Infection by the human T-cell leukemia virus type 1 (HTLV-1) is thought to cause dysregulated T-cell proliferation, which in turn leads to adult T-cell leukemia/lymphoma. Early cellular changes after HTLV-1 infection have been difficult to study due to the poorly infectious nature of HTLV-1 and the need for cell-to-cell contact for HTLV-1 transmission. Using a series of reporter systems, we show that HeLa cells cease proliferation within one or two division cycles after infection by HTLV-1 or transduction of the HTLV-1 tax gene. HTLV-1-infected HeLa cells, like their tax-transduced counterparts, expressed high levels of p21CIP1/WAF1 and p27KIP1, developed mitotic abnormalities, and became arrested in G1 in senescence. In contrast, cells of a human osteosarcoma lineage (HOS) continued to divide after HTLV-1 infection or Tax expression, albeit at a reduced growth rate and with mitotic aberrations. Unique to HOS cells is the dramatic reduction of p21CIP1/WAF1 and p27KIP1 expression, which is in part associated with the constitutive activation of the phosphatidylinositol-3-kinase (PI3K)-protein kinase B (Akt) pathway.
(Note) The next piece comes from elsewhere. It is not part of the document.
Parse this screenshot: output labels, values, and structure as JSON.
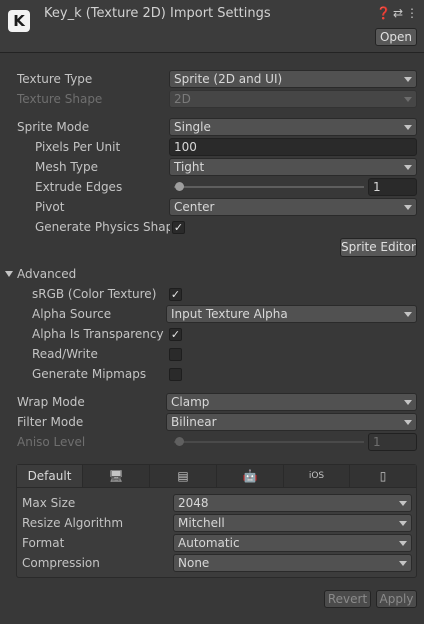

The loss of p21CIP1/WAF1 and p27KIP1 in HOS cells apparently allows HTLV-1- and Tax-induced G1 arrest to be bypassed. Finally, HTLV-1 infection and Tax expression also cause human SupT1 T cells to arrest in the G1 phase of the cell cycle. These results suggest that productive HTLV-1 infection ordinarily leads to Tax-mediated G1 arrest. However, T cells containing somatic mutations that inactivate p21CIP1/WAF1 and p27KIP1 may continue to proliferate after HTLV-1 infection and Tax expression. These infected cells can expand clonally, accumulate additional chromosomal abnormalities, and progress to cancer.